Just as humans do, lizards display their emotions in a variety of ways.  These display behaviors are unique to each species and may include not only the familiar head bobbing and push ups but also inflating the throat or body, gaping, biting, chasing, lunging, and a subtle shuddering of the whole body.  These displays can be combative in nature, as between males of the same species establishing dominance or territory, or between lizards of different species or even with wholly different critters like me.  They can also assist in courtship, though I seriously doubt if my female lizard had this in mind.  I can only guess at what she might have been trying to say to me.

My wife, Josie, when I told her my story, had another question:  why are you tormenting that poor lizard?  I hadn’t thought of it that way.  I was just seeing what the lizard would do. Though I doubt if I seriously traumatized the creature, Josie did have a point.  I was no passive observer.  I was a ringmaster, sticking my hoop out for the lizard to jump through and entertain me.

But I’d like to think there is something more to these all too brief lizard encounters. Every time I see a lizard, even one that I have seen dozens of times, I am filled with a joy that I have seldom felt toward another creature.

This might have something to do with my childhood fascination with dinosaurs, both the real ones as depicted in museums as well as those of early Hollywood, involving modern day lizards in frilly outfits.  It could also be that lizards were always foreign to me while growing up in suburban Connecticut, where you had to really work at seeing a lizard.  Only one lizard species—the five-lined skink (Eumeces fasciatus)—isfound in Connecticut or anywhere else in New England, occurring there only in widely scattered populations.  So it is not surprising that I never met one in nature.  Lizards had to wait until much later when I first visited the Arizona desert and thrilled to the exotic otherness of this elusive, fleet-footed creature darting across my path.

Now that I live in northern Arizona, you would think I might have become blasé about seeing lizards.  But that first enchantment has never left me.  Each time I see one is like the first.  Invariably I stop, stare and then smile.  I get warm and fuzzy inside, as some people do when they see a bunny or deer.  And at the risk of being overly sentimental, I prefer to think of them more as fellow living beings than “its”, as is evident from my use of personal pronouns in describing them.

Maybe the lizard is my animal spirit guide or totem.  According to American Indian beliefs, one does not choose one’s animal guide.  Rather, the animal chooses you and decides whether to reveal itself to you.  I don’t know if my lizard friends have any special medicine for me or can lead me on my spiritual journey.  But I do feel there is a two way street here.  With a bit of patient observation I have tried to know my lizards better, and they have revealed things not only about themselves but about me.

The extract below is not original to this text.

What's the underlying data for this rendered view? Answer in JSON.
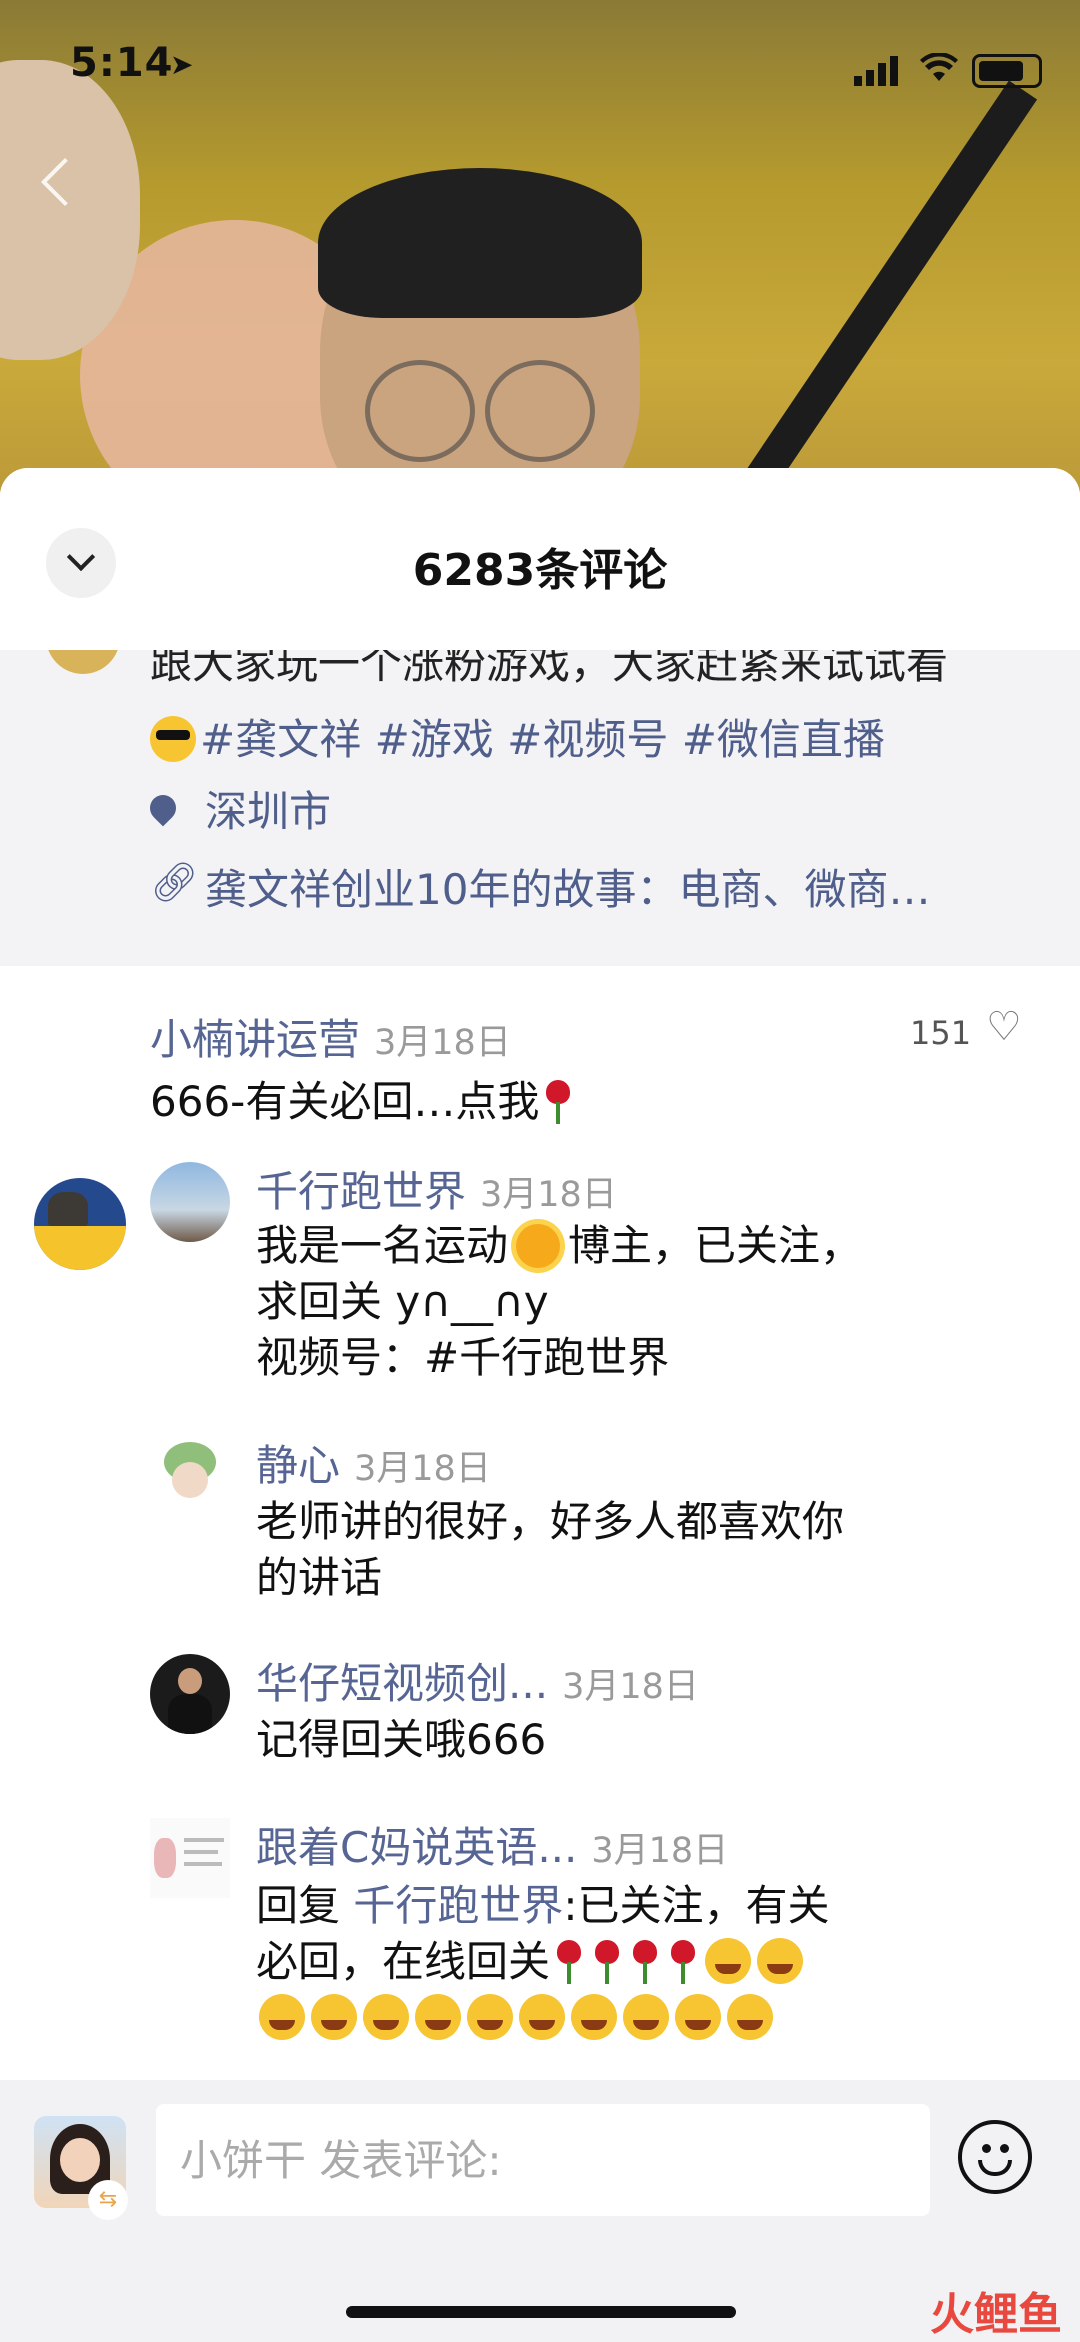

With its hard scales and claws, the lizard stares back at me across the eons, reminding me of another time when his kind still ruled the earth.  But unlike the warm-blooded dinosaurs and the modern birds they became, the lizard still goes about its ectothermic way, reducing its metabolic rate to almost nothing when necessary and adjusting its internal body temperature by following the sun.

Maybe that is why, having followed the sun to a warmer climate myself, I especially relate to lizards.  Despite my constant body temperature, I too require a certain level of external warmth to energize my being.  Here at 5,000 feet in the mixed pinyon-juniper and chaparral highlands where I live there are only a few months of frost-free lizard days.  In fall, as nights become crisp and I retreat to my fireplace, the lizards retreat into the earth to their secret lairs below the frost line.  I think of them often as I sit in my rocking chair next to the window, trying to soak up enough rays to get me going.  I imagine their curled up bodies in deathlike repose beneath the rocky outcrops, and wish them well.  And I look forward to that first day in late winter or early spring when lizards rule my earth again.                                                          © Gene Twaronite 2012 

Originally published in Snowy Egret (the oldest independent U.S. journal of nature writing) 2011